Patients whose doctors kept records in an electronic format were more likely to withhold medical history and information from their health care provider than patients whose doctors kept paper records, according to new research by a University of Wisconsin-Milwaukee professor.
Assistant sociology professor Celeste Campos-Castillo’s findings, which were recently published in the Journal of the American Medical Informatics Association, suggests that patients could be worried about the privacy and security of their medical information if their doctors stored that information in electronic files. The correlation takes into account patients’ satisfaction with their health care providers and other factors that could impact patients’ perception of their doctors.
“Any time we find reasons underlying why individuals withhold information from their doctor, we should be concerned,” Campos-Castillo said. “That means that their medical record isn’t going to be complete.

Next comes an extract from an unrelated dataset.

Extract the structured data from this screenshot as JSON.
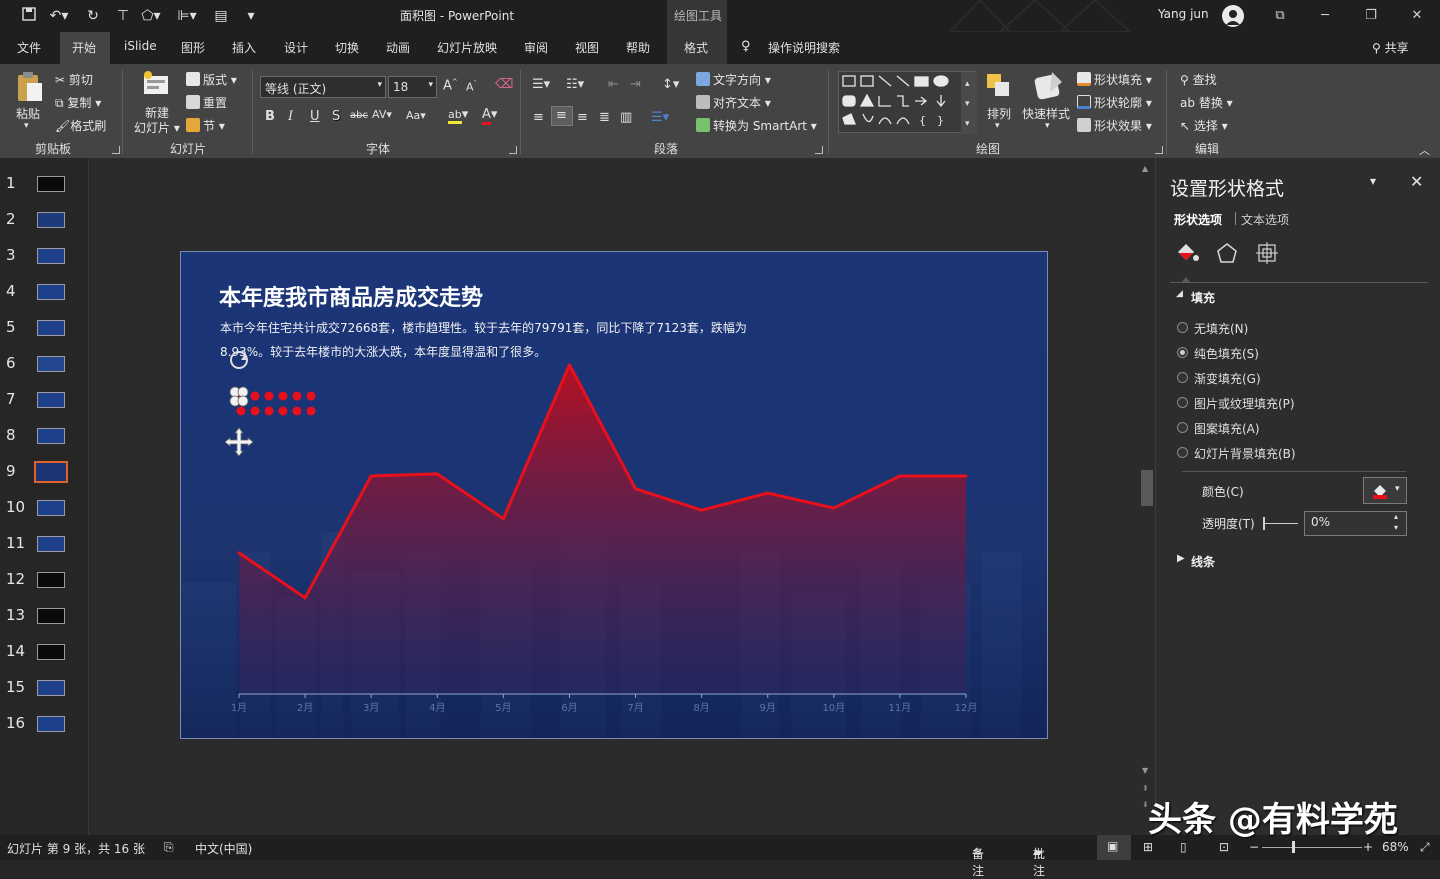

When that medical record is shared with a subsequent doctor or that same doctor looks at that medical record for the same patient, they won’t have the full medical history of that patient, and that can negatively impact the care that the patient receives.”
She concluded that although a doctor’s use of electronic health records may prevent some patients from disclosing medical information, the advantages provided by electronic health records still outweigh the drawbacks.